Should we be allowed to read famous people's love letters?


Claire Cohen

Mexican artist Frida Kahlo

Mexican artist Frida Kahlo Photo:

"Last night I felt as if many wings caressed me all over, as if your finger tips had mouths that kissed my skin." These words were written by the painter Frida Kahlo on in August 1946 to fellow artist José Bartoli.

They – along with details of their passionate love affair – remained hidden for almost 70 years. Until now.

For, next Wednesday, the collection of 25 letters – more than 100 pages of sensual, and at times erotic, correspondence – is to be auctioned in New York. They are expected to fetch over $230,000. 

Frida Kahlo

Frida Kahlo Photo:

What price love, eh?


Kahlo and Bartoli met in New York, where the 39-year-old artist was having surgery on her spine. It seems they fell madly in love and wrote to each other as she convalesced in Mexico. Her words are beautiful – filled with tender longing. They're enough to rouse the romantic in any of us.
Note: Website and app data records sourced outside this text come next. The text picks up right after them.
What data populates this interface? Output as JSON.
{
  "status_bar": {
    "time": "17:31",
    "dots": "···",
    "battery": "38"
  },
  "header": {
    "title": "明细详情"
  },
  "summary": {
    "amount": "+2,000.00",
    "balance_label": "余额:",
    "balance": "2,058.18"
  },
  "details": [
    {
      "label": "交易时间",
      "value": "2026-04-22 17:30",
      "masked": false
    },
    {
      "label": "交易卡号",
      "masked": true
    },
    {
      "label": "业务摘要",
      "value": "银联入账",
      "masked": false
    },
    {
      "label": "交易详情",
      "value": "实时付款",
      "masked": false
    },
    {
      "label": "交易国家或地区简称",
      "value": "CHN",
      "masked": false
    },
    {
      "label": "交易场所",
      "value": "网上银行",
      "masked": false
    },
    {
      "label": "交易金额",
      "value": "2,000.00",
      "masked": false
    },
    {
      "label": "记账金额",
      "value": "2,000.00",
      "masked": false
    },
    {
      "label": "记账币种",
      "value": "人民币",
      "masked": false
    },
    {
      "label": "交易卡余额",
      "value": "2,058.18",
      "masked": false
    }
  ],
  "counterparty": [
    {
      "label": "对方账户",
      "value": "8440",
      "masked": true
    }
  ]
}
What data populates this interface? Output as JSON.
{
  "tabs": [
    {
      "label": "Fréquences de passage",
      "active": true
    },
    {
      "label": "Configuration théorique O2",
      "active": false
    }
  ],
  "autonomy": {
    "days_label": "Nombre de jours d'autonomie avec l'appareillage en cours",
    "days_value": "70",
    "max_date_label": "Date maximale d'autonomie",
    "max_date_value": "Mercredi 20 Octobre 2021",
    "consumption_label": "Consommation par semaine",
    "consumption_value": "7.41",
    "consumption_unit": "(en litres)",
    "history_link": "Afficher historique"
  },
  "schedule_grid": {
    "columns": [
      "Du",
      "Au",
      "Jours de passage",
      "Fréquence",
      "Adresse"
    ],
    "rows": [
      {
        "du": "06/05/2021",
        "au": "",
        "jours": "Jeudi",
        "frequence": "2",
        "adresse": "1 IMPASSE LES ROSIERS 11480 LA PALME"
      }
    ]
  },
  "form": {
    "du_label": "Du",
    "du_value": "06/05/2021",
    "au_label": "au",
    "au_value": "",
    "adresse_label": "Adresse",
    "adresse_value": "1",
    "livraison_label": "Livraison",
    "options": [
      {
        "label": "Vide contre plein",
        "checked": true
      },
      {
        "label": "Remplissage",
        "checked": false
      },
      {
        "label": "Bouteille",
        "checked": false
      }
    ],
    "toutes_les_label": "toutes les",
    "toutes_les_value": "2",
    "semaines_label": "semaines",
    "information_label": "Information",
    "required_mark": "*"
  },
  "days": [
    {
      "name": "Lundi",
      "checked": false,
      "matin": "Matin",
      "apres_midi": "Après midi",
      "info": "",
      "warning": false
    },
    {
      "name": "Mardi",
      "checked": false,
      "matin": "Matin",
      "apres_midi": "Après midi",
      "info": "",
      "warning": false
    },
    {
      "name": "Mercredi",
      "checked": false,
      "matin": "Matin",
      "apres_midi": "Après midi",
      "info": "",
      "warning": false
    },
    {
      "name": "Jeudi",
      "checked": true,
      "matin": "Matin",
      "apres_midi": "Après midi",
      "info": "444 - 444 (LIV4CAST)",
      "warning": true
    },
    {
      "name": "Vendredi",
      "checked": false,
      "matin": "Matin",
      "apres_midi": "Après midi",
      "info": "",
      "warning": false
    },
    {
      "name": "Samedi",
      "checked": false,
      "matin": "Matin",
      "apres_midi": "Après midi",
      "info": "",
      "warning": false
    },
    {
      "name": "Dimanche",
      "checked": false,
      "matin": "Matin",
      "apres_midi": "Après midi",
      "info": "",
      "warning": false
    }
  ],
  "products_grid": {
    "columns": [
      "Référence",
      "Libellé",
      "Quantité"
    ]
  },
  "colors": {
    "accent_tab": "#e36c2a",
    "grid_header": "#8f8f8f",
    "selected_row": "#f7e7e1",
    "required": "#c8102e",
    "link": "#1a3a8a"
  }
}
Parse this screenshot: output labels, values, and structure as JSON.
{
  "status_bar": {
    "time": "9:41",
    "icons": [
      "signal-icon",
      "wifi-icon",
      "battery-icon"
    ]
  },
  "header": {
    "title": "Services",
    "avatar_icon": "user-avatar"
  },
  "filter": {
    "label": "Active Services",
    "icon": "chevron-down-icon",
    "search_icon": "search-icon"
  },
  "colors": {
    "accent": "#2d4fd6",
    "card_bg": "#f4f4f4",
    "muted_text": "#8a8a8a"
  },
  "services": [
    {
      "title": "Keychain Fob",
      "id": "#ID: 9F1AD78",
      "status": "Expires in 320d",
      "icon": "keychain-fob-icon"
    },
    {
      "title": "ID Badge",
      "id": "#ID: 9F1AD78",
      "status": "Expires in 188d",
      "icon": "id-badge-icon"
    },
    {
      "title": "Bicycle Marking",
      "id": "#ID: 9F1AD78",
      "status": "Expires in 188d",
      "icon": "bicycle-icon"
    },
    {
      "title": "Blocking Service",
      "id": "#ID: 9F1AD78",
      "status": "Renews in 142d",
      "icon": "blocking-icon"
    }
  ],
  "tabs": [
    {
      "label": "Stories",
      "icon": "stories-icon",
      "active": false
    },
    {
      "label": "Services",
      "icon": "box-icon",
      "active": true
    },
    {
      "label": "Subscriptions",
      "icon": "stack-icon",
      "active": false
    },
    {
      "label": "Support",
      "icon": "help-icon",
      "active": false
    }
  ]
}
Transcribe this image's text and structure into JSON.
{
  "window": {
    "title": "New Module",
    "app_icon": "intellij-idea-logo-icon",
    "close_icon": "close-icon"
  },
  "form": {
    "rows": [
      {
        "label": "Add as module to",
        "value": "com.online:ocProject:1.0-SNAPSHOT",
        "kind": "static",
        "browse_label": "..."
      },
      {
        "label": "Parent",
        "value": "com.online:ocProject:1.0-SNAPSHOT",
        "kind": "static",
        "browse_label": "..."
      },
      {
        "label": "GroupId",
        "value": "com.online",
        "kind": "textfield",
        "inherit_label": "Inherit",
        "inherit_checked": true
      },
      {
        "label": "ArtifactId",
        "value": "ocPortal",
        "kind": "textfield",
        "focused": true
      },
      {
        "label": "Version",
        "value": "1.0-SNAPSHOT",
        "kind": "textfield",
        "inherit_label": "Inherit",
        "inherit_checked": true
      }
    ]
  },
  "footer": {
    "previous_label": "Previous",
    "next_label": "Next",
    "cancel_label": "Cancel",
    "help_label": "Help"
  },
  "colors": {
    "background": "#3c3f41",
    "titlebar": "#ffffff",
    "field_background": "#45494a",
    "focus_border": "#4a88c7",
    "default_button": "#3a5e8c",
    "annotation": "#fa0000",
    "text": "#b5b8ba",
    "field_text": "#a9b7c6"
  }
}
"I tried to get as close to you as I could in order to sense you, to enjoy your incomparable caress, the pleasure that it is to touch you," she wrote in September 1946. "If I do not touch you my hands, my mouth and my whole body lose sensation. I know I will have to [imagine you] when you are gone."

A collection of unpublished Love Letters Written to Spanish Artist Jose Bartoli Between 1946-1949.

A collection of unpublished Love Letters Written to Spanish Artist Jose Bartoli Between 1946-1949.

But they also make somewhat uncomfortable reading. For I can't help but think that such intimate love letters – those the senders went to great lengths to hide (Bartoli signed himself 'Sonja', to evade notice by Kahlo's husband, the artist Diego Rivera) – should remain private. After all, their abandon is a function of that privacy.

To rip apart a deeply-felt, clandestine love affair and unveil its steamy details to the world seems to me a gross violation, no better than picking the lock on Kahlo's diary.

Today, in this age of instant communication, our love affairs are conducted electronically. The details – pet names, remembrances, and moments of deep yearning that squeeze the gut and tear at the heart – are transmitted via text message, email and social media.

Whatever happened to our sense of the personal, private and cherished?

It was not like this with the love letter. In times past they were the hidden heart, the sacred texts of a relationship. Forget throwing an unwanted engagement ring at your former beloved's feet. For centuries, spurned (and spurning) lovers simply returned neat little bundles of love letters to their sender. It was a potent message: I am over you.

For some, even that wasn't final enough. Daphne du Maurier famously burnt a collection of her husband's love letters. Dante Gabriel Rossetti set fire to piles of juicy missives from Jane Morris (the wife of fellow Pre-Raphaelite William). Charles Dickens torched his entire cache of correspondence in 1860, no doubt including some from his mistress Ellen Ternan.

Many love letters from the great and good have passed through the hands of auction houses. In December last year, correspondence from Joe DiMaggio to Marilyn Monroe sold for £53,000. We have even been privy to the early passions of Queen Victoria and Prince Albert.

Love letters are almost as old as the written word itself. Examples from Ancient Egypt, Imperial China and Rome gather dust in historical archives. Even poring over these can feel, somehow, voyeuristic.

Their declarations of love still resonate ("Bathe me in thy presence," one anonymous Egyptian woman wrote, "that I may let thee see my beauty in my tunic of finest royal linen when it is wet"), and the historical insight gained from reading them only barely seems to justify the intrusion.

With Kahlo's letters, it's harder still to make this case. They hint at previously unknown events in her life, including a pregnancy. But they also contain intimate detail: locks of hair, mentions of her perfumed blouses and tiny sketches meant only for Bartoli's eyes. We should avert our own, for the sake of romantics everywhere.

Telegraph UK